The design matrix $X \in\mathbb R^{n\times p}$ typically has many more rows than columns. If the columns of $X$ are linearly independent, then $X'X$ is invertible. In that case we have $$\hat \beta = (X'X)^{-1} X' y.$$ Therefore \begin{align} \operatorname{var}(\hat\beta) & = \Big( (X'X)^{-1} X'\Big)\Big( \operatorname{var}(y)\Big)\Big( (X'X)^{-1} X'\Big)' \\[8pt] & = \Big( (X'X)^{-1} X'\Big)\Big( \sigma^2 I_n \Big)\Big( (X'X)^{-1} X'\Big)' \\[8pt] & = \sigma^2 \Big( (X'X)^{-1} X' \Big) \Big( X'(X'X)^{-1}\Big) = \sigma^2 (X'X)^{-1}. \end{align} Hence \begin{align} \operatorname{var}(C\hat\beta) = C\Big( \operatorname{var}(\hat\beta)\Big) C'. \end{align} The expected value is simpler: $$\operatorname{E}(C\hat\beta) = C \operatorname{E}(\hat\beta).$$ Generally if $W\in\mathbb R^k$ is normally distributed and $M\in\mathbb R^{\ell\times k}$ is a constant (i.e. non-random) matrix then $MW\in\mathbb R^\ell$ is normally distributed.
No linear combination of components of $\beta$ can fail to be estimable unless the columns of $X$ are linearly dependent, and that's a separate case I will deal with here later${}\,\ldots$
• Please review your answer, I looked back and isn't $Var\hat\beta$ = A times Var(y) times A', and instead of $A'$ you wrote $A^-1$? So on the last line, we distribute the transpose, not the inverse, in order to get C'. – Jennifer Cooke Jan 23 '16 at 18:05

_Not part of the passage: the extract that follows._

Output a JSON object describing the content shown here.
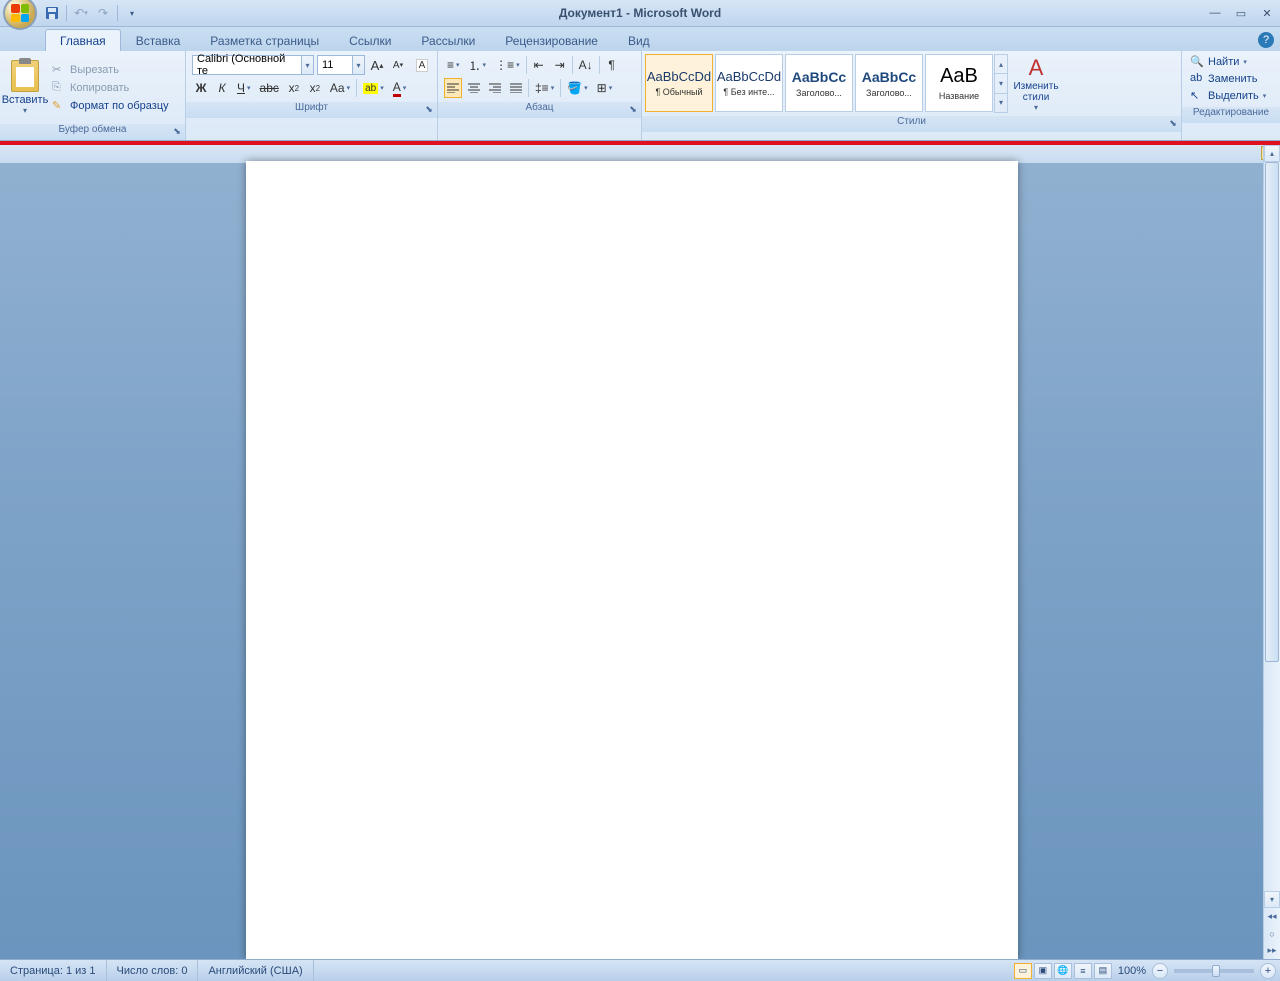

• @JenniferCooke : That's a pretty bad typo. I've (I hope) fixed it. $\qquad$ – Michael Hardy Jan 23 '16 at 21:10